Big Banks Lending to Small Businesses Highest Ever

Big banks are granting more loans to small businesses these days. In fact, the loan approval rates at big banks and institutional lenders improved to all-time highs in September 2016, up 23.4%, reports the most recent Biz2Credit Small Business Lending Index. However, the approval rates at small banks, alternative lenders, and credit unions all dropped in the last month to 48.7%.

Biz2Credit analyzed loan requests ranging from $25,000 to $3 million from companies in business more than two years with an average credit score above 680. The results are based on data submitted by more than 1,000 small business owners who applied for funding on Biz2Credit’s online lending platform, which connects business borrowers and lenders.

Over the past decade, reports have shown small business owners and upstarts have been hard pressed to get commercial loans, with 68% of small businesses looking for loans of $250,000 or less and 50% of small businesses looking for loans that are less than $100,000. Many traditional lenders have retreated from providing these smaller loans and have instead opted to serve those seeking $1 million or more for their business needs.

Big Banks vs. Small Lenders


According to Rohit Arora, CEO and co-founder of Biz2Credit, “the Federal Reserve failed to increase the interest rates that banks and other lending institutions were hoping for.”  To that end, “many banks are lagging behind in their loan goals for 2016. They must close more deals to meet those numbers.”

He added in a released statement, “Not enough small banks are digitizing their loan approval process and that is holding them behind. An interest rate increase would seemingly benefit small banks because right now conventional loan rates are actually lower than SBA-backed loans and that is resulting in a lower volume of loan requests for this category of lenders.”

Alternative Lending Resources


Alternative lenders also experienced a decrease in loan approval rates, Arora explained. “Alternative lenders have lost much of the competitive advantage they held for so long. As other categories of lenders offer better terms and financing just as quickly, we will see alternative lenders continue to lose market share in loan volume.”

Still, alternative lenders have proven to be viable resources for minority- and women-owned businesses seeking seed funds or working capital. This includes Accion, a nonprofit microlender that specializes in small business loans. Although Accion’s loan amounts and minimum requirements vary by state, typically amounts range from $10,000 to $100,000 and you need a minimum credit score of 575, sufficient cash flow, and proof of income.

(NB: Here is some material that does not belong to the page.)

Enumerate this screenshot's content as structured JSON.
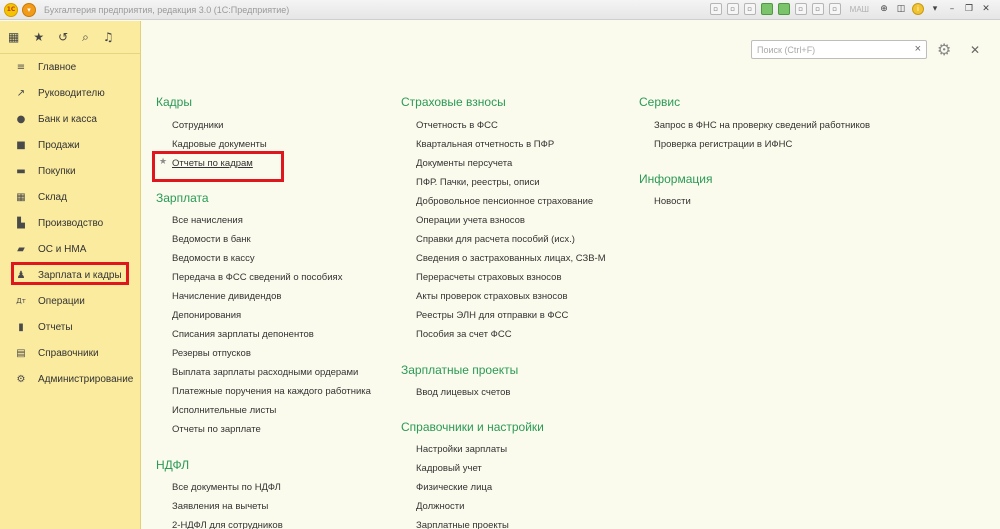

OnDeck offers fixed-rate loans of between $5,000 and $250,000; to qualify, you need a minimum credit score of 500, annual revenue of at least $100,000, and business operations of at least one year. Kabbage offers small businesses lines of credit of between $2,000 and $100,000. Each time you draw against your line of credit, you have six or 12 months to pay that money off. But instead of paying interest, you pay fees between 1% and 12% each month.